The civil rights movement of the 1950s and 1960s was a pivotal period in American history. It was a time of great social and political upheaval, as African Americans and other minority groups fought for their rights and equal treatment under the law. One of the most significant changes that the civil rights movement brought about was in the American education system.

Prior to the civil rights movement, African Americans were largely excluded from the public education system. Segregation was the norm, and African American students were often relegated to inferior schools with fewer resources and lower quality education. This was a direct result of the Jim Crow laws, which mandated racial segregation in public spaces.

The civil rights movement changed all of this. Through a series of landmark court cases, such as Brown v. Board of Education, the Supreme Court declared that segregation in public schools was unconstitutional. This ruling paved the way for the desegregation of public schools across the country.

The civil rights movement also led to the

The Impact of the Civil Rights Movement on Music and Art

The Civil Rights Movement of the 1950s and 1960s had a profound impact on music and art in the United States. This movement, which sought to end racial segregation and discrimination, inspired a new wave of creativity and expression in the arts.

Music was a powerful tool for the Civil Rights Movement, providing a platform for protest and a rallying cry for change. Songs such as “We Shall Overcome” and “Ain’t Gonna Let Nobody Turn Me Around” became anthems of the movement, and artists such as Bob Dylan, Aretha Franklin, and Sam Cooke used their music to express their support for the cause. The music of the Civil Rights Movement was often characterized by its soulful, gospel-influenced sound, and its lyrics often addressed issues of racial injustice and inequality.

The Civil Rights Movement also had a major impact on the visual arts. Artists such as Romare Bearden, Jacob Lawrence, and Faith Ringgold used their work to explore

The Legacy of the Civil Rights Movement on US Politics and Society

The legacy of the Civil Rights Movement on US politics and society is far-reaching and profound. The movement, which began in the 1950s and 1960s, was a struggle for racial equality and justice that sought to end segregation and discrimination against African Americans. The movement was a major turning point in American history, and its legacy continues to shape US politics and society today.

The Civil Rights Movement was a major catalyst for change in the US. It led to the passage of the Civil Rights Act of 1964, which outlawed discrimination based on race, color, religion, sex, or national origin. This landmark legislation was a major victory for civil rights activists, and it opened the door for further progress in the fight for racial equality.
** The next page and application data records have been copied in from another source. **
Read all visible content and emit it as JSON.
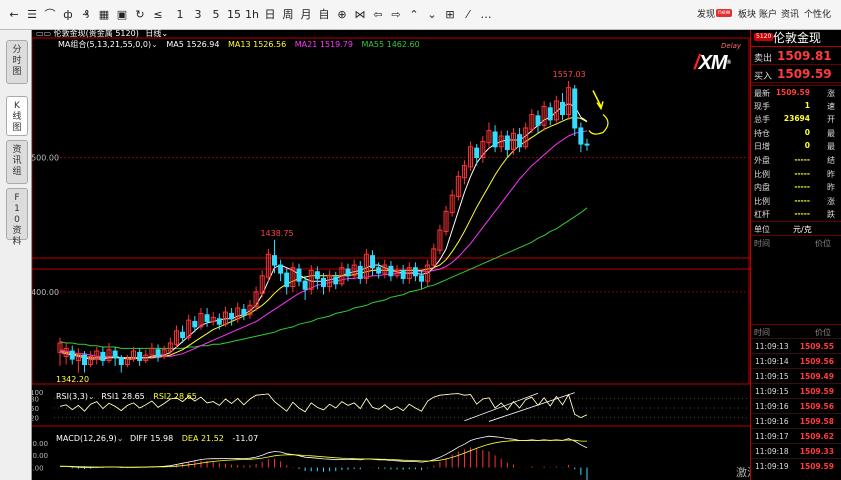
{
  "toolbar": {
    "icons": [
      {
        "name": "back-arrow-icon",
        "glyph": "←"
      },
      {
        "name": "list-icon",
        "glyph": "☰"
      },
      {
        "name": "line-chart-icon",
        "glyph": "⌒"
      },
      {
        "name": "bar-chart-icon",
        "glyph": "ф"
      },
      {
        "name": "candle-chart-icon",
        "glyph": "₰"
      },
      {
        "name": "table-icon",
        "glyph": "▦"
      },
      {
        "name": "panel-icon",
        "glyph": "▣"
      },
      {
        "name": "refresh-icon",
        "glyph": "↻"
      },
      {
        "name": "draw-line-icon",
        "glyph": "≤"
      }
    ],
    "periods": [
      "1",
      "3",
      "5",
      "15",
      "1h",
      "日",
      "周",
      "月",
      "自"
    ],
    "nav_icons": [
      {
        "name": "zoom-in-icon",
        "glyph": "⊕"
      },
      {
        "name": "zoom-fit-icon",
        "glyph": "⋈"
      },
      {
        "name": "scroll-left-icon",
        "glyph": "⇦"
      },
      {
        "name": "scroll-right-icon",
        "glyph": "⇨"
      },
      {
        "name": "expand-up-icon",
        "glyph": "⌃"
      },
      {
        "name": "collapse-down-icon",
        "glyph": "⌄"
      },
      {
        "name": "layout-icon",
        "glyph": "⊞"
      },
      {
        "name": "pen-icon",
        "glyph": "⁄"
      },
      {
        "name": "more-icon",
        "glyph": "…"
      }
    ],
    "discover": "发现",
    "new_badge": "new",
    "sector": "板块",
    "account": "账户",
    "news": "资讯",
    "personalize": "个性化"
  },
  "left_tabs": [
    "分时图",
    "K线图",
    "资讯组",
    "F10资料"
  ],
  "chart": {
    "header": {
      "title": "伦敦金现(贵金属 5120)",
      "period": "日线"
    },
    "ma_legend": {
      "label": "MA组合(5,13,21,55,0,0)",
      "ma5": "MA5 1526.94",
      "ma13": "MA13 1526.56",
      "ma21": "MA21 1519.79",
      "ma55": "MA55 1462.60"
    },
    "price_labels": {
      "high": "1557.03",
      "mid_high": "1438.75",
      "low": "1342.20",
      "grid1": "1500.00",
      "grid2": "1400.00"
    },
    "delay": "Delay",
    "rsi": {
      "label": "RSI(3,3)",
      "rsi1": "RSI1 28.65",
      "rsi2": "RSI2 28.65",
      "levels": [
        "100",
        "80",
        "50",
        "20"
      ]
    },
    "macd": {
      "label": "MACD(12,26,9)",
      "diff": "DIFF 15.98",
      "dea": "DEA 21.52",
      "macd": "-11.07",
      "levels": [
        "20.00",
        "10.00",
        "0.00"
      ]
    },
    "watermark": "激活 Windows",
    "colors": {
      "up": "#ff3333",
      "down": "#33ddff",
      "ma5": "#ffffff",
      "ma13": "#ffff33",
      "ma21": "#ff33ff",
      "ma55": "#33cc33"
    }
  },
  "chart_data": {
    "type": "candlestick",
    "title": "伦敦金现",
    "ylim": [
      1330,
      1580
    ],
    "candles": [
      [
        1355,
        1362,
        1348,
        1345,
        1366
      ],
      [
        1352,
        1358,
        1348,
        1346,
        1362
      ],
      [
        1356,
        1350,
        1346,
        1348,
        1360
      ],
      [
        1349,
        1354,
        1344,
        1340,
        1358
      ],
      [
        1353,
        1346,
        1342,
        1340,
        1356
      ],
      [
        1346,
        1352,
        1346,
        1344,
        1356
      ],
      [
        1350,
        1356,
        1350,
        1346,
        1359
      ],
      [
        1355,
        1349,
        1347,
        1345,
        1359
      ],
      [
        1349,
        1357,
        1349,
        1347,
        1362
      ],
      [
        1356,
        1351,
        1349,
        1345,
        1359
      ],
      [
        1351,
        1346,
        1343,
        1340,
        1353
      ],
      [
        1346,
        1350,
        1346,
        1344,
        1353
      ],
      [
        1350,
        1356,
        1350,
        1348,
        1359
      ],
      [
        1355,
        1349,
        1347,
        1345,
        1358
      ],
      [
        1349,
        1353,
        1349,
        1347,
        1357
      ],
      [
        1353,
        1358,
        1353,
        1350,
        1362
      ],
      [
        1357,
        1352,
        1350,
        1348,
        1361
      ],
      [
        1352,
        1357,
        1352,
        1350,
        1360
      ],
      [
        1356,
        1362,
        1356,
        1353,
        1366
      ],
      [
        1361,
        1371,
        1361,
        1358,
        1375
      ],
      [
        1370,
        1366,
        1364,
        1362,
        1375
      ],
      [
        1366,
        1379,
        1366,
        1364,
        1383
      ],
      [
        1378,
        1374,
        1372,
        1370,
        1382
      ],
      [
        1374,
        1384,
        1374,
        1372,
        1388
      ],
      [
        1383,
        1378,
        1376,
        1374,
        1388
      ],
      [
        1378,
        1381,
        1378,
        1375,
        1385
      ],
      [
        1380,
        1376,
        1374,
        1372,
        1384
      ],
      [
        1376,
        1385,
        1376,
        1374,
        1389
      ],
      [
        1384,
        1380,
        1378,
        1375,
        1388
      ],
      [
        1380,
        1388,
        1380,
        1377,
        1392
      ],
      [
        1387,
        1383,
        1381,
        1379,
        1391
      ],
      [
        1383,
        1390,
        1383,
        1380,
        1394
      ],
      [
        1389,
        1400,
        1389,
        1386,
        1404
      ],
      [
        1399,
        1412,
        1399,
        1396,
        1416
      ],
      [
        1411,
        1428,
        1411,
        1408,
        1432
      ],
      [
        1427,
        1420,
        1416,
        1414,
        1438.75
      ],
      [
        1420,
        1414,
        1412,
        1408,
        1424
      ],
      [
        1414,
        1404,
        1402,
        1398,
        1418
      ],
      [
        1404,
        1418,
        1404,
        1400,
        1422
      ],
      [
        1417,
        1408,
        1406,
        1404,
        1421
      ],
      [
        1408,
        1402,
        1396,
        1394,
        1412
      ],
      [
        1402,
        1416,
        1402,
        1398,
        1420
      ],
      [
        1415,
        1410,
        1406,
        1402,
        1419
      ],
      [
        1410,
        1404,
        1400,
        1398,
        1414
      ],
      [
        1404,
        1412,
        1404,
        1400,
        1416
      ],
      [
        1411,
        1406,
        1404,
        1402,
        1415
      ],
      [
        1406,
        1418,
        1406,
        1404,
        1422
      ],
      [
        1417,
        1412,
        1410,
        1408,
        1421
      ],
      [
        1412,
        1420,
        1412,
        1410,
        1424
      ],
      [
        1419,
        1410,
        1408,
        1406,
        1423
      ],
      [
        1410,
        1428,
        1410,
        1406,
        1432
      ],
      [
        1427,
        1418,
        1416,
        1412,
        1431
      ],
      [
        1418,
        1414,
        1412,
        1410,
        1422
      ],
      [
        1414,
        1420,
        1414,
        1410,
        1424
      ],
      [
        1419,
        1412,
        1410,
        1408,
        1423
      ],
      [
        1412,
        1416,
        1412,
        1410,
        1420
      ],
      [
        1416,
        1410,
        1408,
        1406,
        1420
      ],
      [
        1410,
        1418,
        1410,
        1406,
        1422
      ],
      [
        1418,
        1412,
        1410,
        1408,
        1422
      ],
      [
        1412,
        1408,
        1406,
        1402,
        1416
      ],
      [
        1408,
        1420,
        1408,
        1404,
        1424
      ],
      [
        1420,
        1432,
        1420,
        1418,
        1436
      ],
      [
        1431,
        1446,
        1431,
        1428,
        1450
      ],
      [
        1445,
        1460,
        1445,
        1442,
        1464
      ],
      [
        1459,
        1472,
        1459,
        1456,
        1476
      ],
      [
        1471,
        1486,
        1471,
        1468,
        1490
      ],
      [
        1485,
        1494,
        1485,
        1480,
        1498
      ],
      [
        1493,
        1508,
        1493,
        1490,
        1512
      ],
      [
        1507,
        1500,
        1496,
        1494,
        1510
      ],
      [
        1500,
        1512,
        1500,
        1496,
        1516
      ],
      [
        1511,
        1520,
        1511,
        1508,
        1526
      ],
      [
        1519,
        1508,
        1506,
        1504,
        1524
      ],
      [
        1508,
        1516,
        1508,
        1504,
        1520
      ],
      [
        1516,
        1506,
        1504,
        1500,
        1520
      ],
      [
        1506,
        1518,
        1506,
        1502,
        1522
      ],
      [
        1517,
        1508,
        1506,
        1504,
        1522
      ],
      [
        1508,
        1522,
        1508,
        1506,
        1526
      ],
      [
        1521,
        1532,
        1521,
        1518,
        1536
      ],
      [
        1531,
        1524,
        1522,
        1518,
        1535
      ],
      [
        1524,
        1538,
        1524,
        1520,
        1542
      ],
      [
        1537,
        1528,
        1526,
        1524,
        1541
      ],
      [
        1528,
        1542,
        1528,
        1526,
        1546
      ],
      [
        1541,
        1532,
        1530,
        1528,
        1548
      ],
      [
        1532,
        1552,
        1532,
        1528,
        1557.03
      ],
      [
        1551,
        1522,
        1520,
        1516,
        1554
      ],
      [
        1522,
        1510,
        1508,
        1504,
        1526
      ],
      [
        1510,
        1509.59,
        1507,
        1505,
        1514
      ]
    ],
    "ma5": [
      1355,
      1354,
      1353,
      1352,
      1351,
      1350,
      1350,
      1350,
      1351,
      1352,
      1351,
      1350,
      1350,
      1351,
      1351,
      1352,
      1353,
      1353,
      1355,
      1359,
      1363,
      1367,
      1371,
      1375,
      1377,
      1378,
      1379,
      1380,
      1380,
      1382,
      1383,
      1386,
      1390,
      1398,
      1408,
      1418,
      1420,
      1418,
      1416,
      1413,
      1410,
      1408,
      1408,
      1408,
      1409,
      1410,
      1412,
      1414,
      1415,
      1416,
      1418,
      1420,
      1420,
      1418,
      1416,
      1415,
      1414,
      1414,
      1414,
      1413,
      1414,
      1418,
      1424,
      1432,
      1446,
      1460,
      1474,
      1486,
      1496,
      1502,
      1507,
      1510,
      1512,
      1513,
      1513,
      1513,
      1516,
      1520,
      1524,
      1528,
      1530,
      1534,
      1538,
      1540,
      1538,
      1530,
      1526.94
    ],
    "ma13": [
      1356,
      1355,
      1354,
      1353,
      1352,
      1351,
      1351,
      1351,
      1351,
      1351,
      1351,
      1351,
      1351,
      1351,
      1351,
      1351,
      1352,
      1352,
      1353,
      1355,
      1357,
      1360,
      1363,
      1366,
      1369,
      1372,
      1374,
      1376,
      1378,
      1380,
      1382,
      1384,
      1387,
      1390,
      1394,
      1399,
      1403,
      1406,
      1408,
      1410,
      1411,
      1412,
      1412,
      1412,
      1412,
      1412,
      1412,
      1412,
      1413,
      1414,
      1415,
      1416,
      1416,
      1416,
      1416,
      1416,
      1416,
      1416,
      1416,
      1416,
      1417,
      1418,
      1420,
      1424,
      1430,
      1437,
      1445,
      1454,
      1463,
      1471,
      1479,
      1487,
      1494,
      1500,
      1505,
      1509,
      1512,
      1515,
      1518,
      1521,
      1523,
      1525,
      1527,
      1529,
      1530,
      1529,
      1526.56
    ],
    "ma21": [
      1357,
      1356,
      1355,
      1354,
      1354,
      1353,
      1352,
      1352,
      1352,
      1351,
      1351,
      1351,
      1351,
      1351,
      1351,
      1351,
      1351,
      1352,
      1352,
      1353,
      1354,
      1356,
      1358,
      1360,
      1362,
      1364,
      1366,
      1368,
      1370,
      1372,
      1374,
      1376,
      1378,
      1381,
      1384,
      1387,
      1390,
      1393,
      1396,
      1399,
      1401,
      1403,
      1405,
      1406,
      1407,
      1408,
      1409,
      1410,
      1410,
      1411,
      1411,
      1412,
      1412,
      1413,
      1413,
      1414,
      1414,
      1414,
      1415,
      1415,
      1415,
      1416,
      1417,
      1419,
      1422,
      1426,
      1431,
      1436,
      1442,
      1448,
      1454,
      1460,
      1466,
      1472,
      1478,
      1484,
      1489,
      1494,
      1498,
      1502,
      1506,
      1510,
      1513,
      1516,
      1518,
      1519,
      1519.79
    ],
    "ma55": [
      1363,
      1362,
      1362,
      1361,
      1361,
      1360,
      1360,
      1359,
      1359,
      1359,
      1358,
      1358,
      1358,
      1358,
      1358,
      1358,
      1358,
      1358,
      1358,
      1358,
      1358,
      1359,
      1359,
      1360,
      1360,
      1361,
      1361,
      1362,
      1363,
      1364,
      1365,
      1366,
      1367,
      1368,
      1369,
      1370,
      1372,
      1373,
      1374,
      1376,
      1377,
      1378,
      1380,
      1381,
      1382,
      1384,
      1385,
      1386,
      1388,
      1389,
      1390,
      1392,
      1393,
      1394,
      1396,
      1397,
      1398,
      1400,
      1401,
      1402,
      1404,
      1405,
      1407,
      1409,
      1411,
      1413,
      1415,
      1417,
      1419,
      1421,
      1423,
      1425,
      1427,
      1429,
      1431,
      1433,
      1435,
      1437,
      1440,
      1442,
      1445,
      1447,
      1450,
      1453,
      1456,
      1459,
      1462.6
    ],
    "rsi": [
      55,
      60,
      45,
      58,
      40,
      62,
      70,
      48,
      65,
      55,
      42,
      58,
      66,
      50,
      60,
      72,
      52,
      64,
      78,
      82,
      70,
      86,
      72,
      84,
      66,
      70,
      58,
      78,
      64,
      80,
      60,
      78,
      90,
      92,
      94,
      70,
      55,
      40,
      68,
      50,
      38,
      66,
      52,
      44,
      62,
      50,
      70,
      58,
      66,
      48,
      80,
      52,
      46,
      60,
      44,
      54,
      42,
      62,
      50,
      40,
      72,
      84,
      90,
      92,
      94,
      95,
      90,
      92,
      62,
      78,
      82,
      50,
      66,
      44,
      70,
      50,
      76,
      84,
      58,
      82,
      56,
      86,
      60,
      92,
      30,
      20,
      28.65
    ],
    "diff": [
      1,
      1,
      0.5,
      0.3,
      0,
      0,
      0.2,
      0.3,
      0.5,
      0.4,
      0.2,
      0.1,
      0.2,
      0.3,
      0.4,
      0.6,
      0.8,
      1,
      1.5,
      2.5,
      3.5,
      4.5,
      5.5,
      6.5,
      7,
      7.2,
      7.2,
      7.4,
      7.3,
      7.4,
      7.3,
      7.6,
      8.5,
      10,
      12,
      13,
      12.6,
      11.2,
      10.6,
      9.6,
      8.4,
      8,
      7.6,
      7,
      6.8,
      6.4,
      6.6,
      6.5,
      6.6,
      6.3,
      7,
      6.8,
      6.3,
      6.2,
      5.7,
      5.5,
      5.1,
      5.1,
      4.9,
      4.4,
      5,
      6.3,
      8.3,
      10.8,
      13.5,
      16.5,
      19,
      22,
      23.5,
      24.5,
      25.5,
      25,
      24.5,
      23.5,
      23,
      22,
      22,
      22.5,
      22,
      22.5,
      22,
      22.5,
      22,
      23.5,
      21.5,
      18.5,
      15.98
    ],
    "dea": [
      1,
      1,
      0.9,
      0.8,
      0.6,
      0.5,
      0.4,
      0.4,
      0.4,
      0.4,
      0.4,
      0.3,
      0.3,
      0.3,
      0.3,
      0.4,
      0.5,
      0.6,
      0.8,
      1.1,
      1.6,
      2.2,
      2.8,
      3.6,
      4.3,
      4.9,
      5.4,
      5.8,
      6.1,
      6.4,
      6.5,
      6.7,
      7.1,
      7.7,
      8.6,
      9.5,
      10.1,
      10.3,
      10.4,
      10.2,
      9.8,
      9.5,
      9.1,
      8.7,
      8.3,
      7.9,
      7.6,
      7.4,
      7.2,
      7,
      7,
      6.9,
      6.8,
      6.7,
      6.5,
      6.3,
      6,
      5.8,
      5.6,
      5.4,
      5.3,
      5.5,
      6,
      6.9,
      8.2,
      9.9,
      11.7,
      13.8,
      15.7,
      17.4,
      18.9,
      20.1,
      20.9,
      21.5,
      21.8,
      21.9,
      21.9,
      22,
      22,
      22.1,
      22.1,
      22.1,
      22.1,
      22.4,
      22.2,
      21.5,
      21.52
    ]
  },
  "right_panel": {
    "symbol_badge": "5120",
    "name": "伦敦金现",
    "sell_label": "卖出",
    "sell_value": "1509.81",
    "buy_label": "买入",
    "buy_value": "1509.59",
    "rows": [
      {
        "l": "最新",
        "v": "1509.59",
        "c": "#ff3b3b",
        "r": "涨"
      },
      {
        "l": "现手",
        "v": "1",
        "c": "#ffff33",
        "r": "速"
      },
      {
        "l": "总手",
        "v": "23694",
        "c": "#ffff33",
        "r": "开"
      },
      {
        "l": "持仓",
        "v": "0",
        "c": "#ffff33",
        "r": "最"
      },
      {
        "l": "日增",
        "v": "0",
        "c": "#ffff33",
        "r": "最"
      },
      {
        "l": "外盘",
        "v": "-----",
        "c": "#ffff33",
        "r": "结"
      },
      {
        "l": "比例",
        "v": "-----",
        "c": "#ffff33",
        "r": "昨"
      },
      {
        "l": "内盘",
        "v": "-----",
        "c": "#ffff33",
        "r": "昨"
      },
      {
        "l": "比例",
        "v": "-----",
        "c": "#ffff33",
        "r": "涨"
      },
      {
        "l": "杠杆",
        "v": "-----",
        "c": "#ffff33",
        "r": "跌"
      }
    ],
    "unit_label": "单位",
    "unit_value": "元/克",
    "time_header": "时间",
    "price_header": "价位",
    "ticks": [
      {
        "t": "11:09:13",
        "p": "1509.55"
      },
      {
        "t": "11:09:14",
        "p": "1509.56"
      },
      {
        "t": "11:09:15",
        "p": "1509.49"
      },
      {
        "t": "11:09:15",
        "p": "1509.59"
      },
      {
        "t": "11:09:16",
        "p": "1509.56"
      },
      {
        "t": "11:09:16",
        "p": "1509.58"
      },
      {
        "t": "11:09:17",
        "p": "1509.62"
      },
      {
        "t": "11:09:18",
        "p": "1509.33"
      },
      {
        "t": "11:09:19",
        "p": "1509.59"
      }
    ]
  }
}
The Civil Rights Movement also had a major impact on US politics. It helped to create a more inclusive political system, with African Americans gaining greater representation in Congress and state legislatures. The movement also helped to create a more diverse electorate, with African Americans